▶ **TASK PROMPT**
Beneath this task are records; tally the lines in them that contain "Costs" and report only the number.

▶ **GIVEN RECORDS**
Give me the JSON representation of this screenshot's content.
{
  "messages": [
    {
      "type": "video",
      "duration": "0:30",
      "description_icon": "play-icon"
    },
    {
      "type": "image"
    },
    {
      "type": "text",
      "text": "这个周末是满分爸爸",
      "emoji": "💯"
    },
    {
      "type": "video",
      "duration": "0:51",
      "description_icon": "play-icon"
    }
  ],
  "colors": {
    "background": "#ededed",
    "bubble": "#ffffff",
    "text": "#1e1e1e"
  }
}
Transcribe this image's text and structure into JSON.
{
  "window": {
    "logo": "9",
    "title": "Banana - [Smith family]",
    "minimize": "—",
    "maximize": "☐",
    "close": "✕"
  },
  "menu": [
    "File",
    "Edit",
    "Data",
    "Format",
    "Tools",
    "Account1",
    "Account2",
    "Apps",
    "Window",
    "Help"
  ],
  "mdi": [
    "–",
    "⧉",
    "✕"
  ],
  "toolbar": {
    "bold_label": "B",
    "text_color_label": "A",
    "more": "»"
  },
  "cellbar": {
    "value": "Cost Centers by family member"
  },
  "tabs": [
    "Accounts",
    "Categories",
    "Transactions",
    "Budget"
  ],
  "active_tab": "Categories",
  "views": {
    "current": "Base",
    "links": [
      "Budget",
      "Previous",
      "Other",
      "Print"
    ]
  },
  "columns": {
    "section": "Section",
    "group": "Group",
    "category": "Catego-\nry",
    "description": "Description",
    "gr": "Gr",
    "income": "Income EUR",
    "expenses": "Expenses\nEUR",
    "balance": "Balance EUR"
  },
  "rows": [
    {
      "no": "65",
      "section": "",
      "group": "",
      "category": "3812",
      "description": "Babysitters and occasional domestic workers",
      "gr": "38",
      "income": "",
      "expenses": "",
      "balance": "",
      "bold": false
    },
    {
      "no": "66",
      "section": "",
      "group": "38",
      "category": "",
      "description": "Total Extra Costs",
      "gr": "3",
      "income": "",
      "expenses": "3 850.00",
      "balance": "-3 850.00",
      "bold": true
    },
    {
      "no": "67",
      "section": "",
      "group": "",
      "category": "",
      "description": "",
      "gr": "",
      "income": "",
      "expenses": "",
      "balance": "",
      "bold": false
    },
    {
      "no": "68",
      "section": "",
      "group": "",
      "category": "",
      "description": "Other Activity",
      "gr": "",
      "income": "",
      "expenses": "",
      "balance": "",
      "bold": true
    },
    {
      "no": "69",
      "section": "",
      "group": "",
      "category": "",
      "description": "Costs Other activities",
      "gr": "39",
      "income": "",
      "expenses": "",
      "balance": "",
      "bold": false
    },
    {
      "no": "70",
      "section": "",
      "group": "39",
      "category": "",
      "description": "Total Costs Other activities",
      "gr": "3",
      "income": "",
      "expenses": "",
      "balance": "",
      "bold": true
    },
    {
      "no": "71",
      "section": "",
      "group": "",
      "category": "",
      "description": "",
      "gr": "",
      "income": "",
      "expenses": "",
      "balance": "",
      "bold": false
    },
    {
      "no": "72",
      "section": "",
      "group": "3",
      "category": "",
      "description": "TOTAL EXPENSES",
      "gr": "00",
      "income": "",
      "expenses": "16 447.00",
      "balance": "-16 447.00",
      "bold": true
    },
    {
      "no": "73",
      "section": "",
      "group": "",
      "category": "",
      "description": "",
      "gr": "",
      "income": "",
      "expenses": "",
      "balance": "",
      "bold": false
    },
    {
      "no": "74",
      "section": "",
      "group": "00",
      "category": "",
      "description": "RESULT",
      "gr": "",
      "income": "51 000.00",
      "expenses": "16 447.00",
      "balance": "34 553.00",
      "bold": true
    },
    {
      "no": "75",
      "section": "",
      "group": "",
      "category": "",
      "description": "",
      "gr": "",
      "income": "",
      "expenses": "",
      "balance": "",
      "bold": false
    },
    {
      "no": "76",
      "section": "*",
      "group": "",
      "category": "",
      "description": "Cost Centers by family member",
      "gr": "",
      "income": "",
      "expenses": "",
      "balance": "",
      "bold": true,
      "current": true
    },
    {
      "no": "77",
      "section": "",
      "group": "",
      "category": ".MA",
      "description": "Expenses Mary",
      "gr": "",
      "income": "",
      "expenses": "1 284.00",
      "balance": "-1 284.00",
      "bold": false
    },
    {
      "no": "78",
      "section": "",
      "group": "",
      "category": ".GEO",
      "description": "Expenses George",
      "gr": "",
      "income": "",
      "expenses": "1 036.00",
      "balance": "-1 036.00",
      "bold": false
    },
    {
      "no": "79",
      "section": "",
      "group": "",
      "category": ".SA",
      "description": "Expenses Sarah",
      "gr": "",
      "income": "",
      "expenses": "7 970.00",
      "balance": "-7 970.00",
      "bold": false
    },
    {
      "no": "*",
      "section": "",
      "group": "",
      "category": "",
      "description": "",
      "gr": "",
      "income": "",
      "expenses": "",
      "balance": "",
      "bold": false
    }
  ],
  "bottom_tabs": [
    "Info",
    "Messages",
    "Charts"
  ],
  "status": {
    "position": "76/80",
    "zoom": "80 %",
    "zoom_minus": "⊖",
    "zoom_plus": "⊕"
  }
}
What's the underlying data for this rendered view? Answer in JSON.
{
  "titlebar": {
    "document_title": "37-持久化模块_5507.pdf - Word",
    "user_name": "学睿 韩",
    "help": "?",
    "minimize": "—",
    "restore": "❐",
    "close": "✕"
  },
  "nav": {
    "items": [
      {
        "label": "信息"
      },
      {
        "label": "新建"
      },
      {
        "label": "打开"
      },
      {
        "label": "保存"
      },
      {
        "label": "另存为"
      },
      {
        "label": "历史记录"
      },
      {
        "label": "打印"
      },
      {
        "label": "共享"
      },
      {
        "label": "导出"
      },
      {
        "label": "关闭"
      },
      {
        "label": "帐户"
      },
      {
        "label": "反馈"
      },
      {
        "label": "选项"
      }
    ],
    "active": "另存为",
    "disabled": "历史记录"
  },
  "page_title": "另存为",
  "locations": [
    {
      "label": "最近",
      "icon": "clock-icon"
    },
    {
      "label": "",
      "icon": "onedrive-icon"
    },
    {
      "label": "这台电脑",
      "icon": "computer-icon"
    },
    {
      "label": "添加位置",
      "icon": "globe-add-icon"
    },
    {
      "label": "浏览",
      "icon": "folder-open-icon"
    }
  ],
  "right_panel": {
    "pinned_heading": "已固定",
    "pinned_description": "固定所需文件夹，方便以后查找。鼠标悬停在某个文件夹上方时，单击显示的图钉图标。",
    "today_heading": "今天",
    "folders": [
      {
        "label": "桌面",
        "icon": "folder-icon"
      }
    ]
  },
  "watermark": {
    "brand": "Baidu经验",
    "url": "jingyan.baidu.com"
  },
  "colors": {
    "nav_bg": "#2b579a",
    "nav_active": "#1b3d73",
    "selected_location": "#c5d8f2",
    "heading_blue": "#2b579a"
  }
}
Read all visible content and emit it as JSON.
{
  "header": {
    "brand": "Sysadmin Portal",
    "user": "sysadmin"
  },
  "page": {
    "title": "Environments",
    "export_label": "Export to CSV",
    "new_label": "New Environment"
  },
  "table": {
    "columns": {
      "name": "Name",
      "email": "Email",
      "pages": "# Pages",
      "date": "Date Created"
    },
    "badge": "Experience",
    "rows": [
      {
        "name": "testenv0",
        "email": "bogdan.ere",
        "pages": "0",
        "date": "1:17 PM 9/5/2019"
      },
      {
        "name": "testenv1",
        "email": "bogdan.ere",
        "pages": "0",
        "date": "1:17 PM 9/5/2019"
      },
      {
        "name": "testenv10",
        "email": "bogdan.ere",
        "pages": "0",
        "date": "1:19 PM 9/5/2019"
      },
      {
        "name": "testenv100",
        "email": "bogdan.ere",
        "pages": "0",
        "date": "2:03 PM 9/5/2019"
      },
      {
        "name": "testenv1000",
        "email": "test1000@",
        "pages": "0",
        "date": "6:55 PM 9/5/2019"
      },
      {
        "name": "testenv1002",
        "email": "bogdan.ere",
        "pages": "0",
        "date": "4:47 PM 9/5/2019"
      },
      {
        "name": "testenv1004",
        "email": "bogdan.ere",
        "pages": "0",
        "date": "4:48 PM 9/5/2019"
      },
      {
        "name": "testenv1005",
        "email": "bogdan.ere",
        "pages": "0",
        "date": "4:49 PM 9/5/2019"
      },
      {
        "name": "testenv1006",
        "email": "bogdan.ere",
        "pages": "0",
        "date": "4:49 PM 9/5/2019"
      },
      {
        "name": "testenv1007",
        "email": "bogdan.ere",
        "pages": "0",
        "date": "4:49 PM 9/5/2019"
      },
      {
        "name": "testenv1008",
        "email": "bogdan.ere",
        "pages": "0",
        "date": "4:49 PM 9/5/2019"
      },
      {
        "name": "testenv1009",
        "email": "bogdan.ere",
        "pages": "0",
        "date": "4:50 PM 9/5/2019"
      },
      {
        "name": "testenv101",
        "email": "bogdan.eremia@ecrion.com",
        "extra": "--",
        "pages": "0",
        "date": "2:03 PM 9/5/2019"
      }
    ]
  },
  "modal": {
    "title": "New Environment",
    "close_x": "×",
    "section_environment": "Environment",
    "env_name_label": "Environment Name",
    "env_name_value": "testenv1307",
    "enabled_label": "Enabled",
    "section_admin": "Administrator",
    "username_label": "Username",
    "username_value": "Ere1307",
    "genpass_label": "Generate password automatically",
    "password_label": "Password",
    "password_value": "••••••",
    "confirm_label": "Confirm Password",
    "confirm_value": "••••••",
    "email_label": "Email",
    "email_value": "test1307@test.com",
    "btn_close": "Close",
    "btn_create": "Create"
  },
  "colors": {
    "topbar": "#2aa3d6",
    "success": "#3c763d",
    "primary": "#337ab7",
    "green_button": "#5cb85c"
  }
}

▶ **FINISHED EXERCISE**
3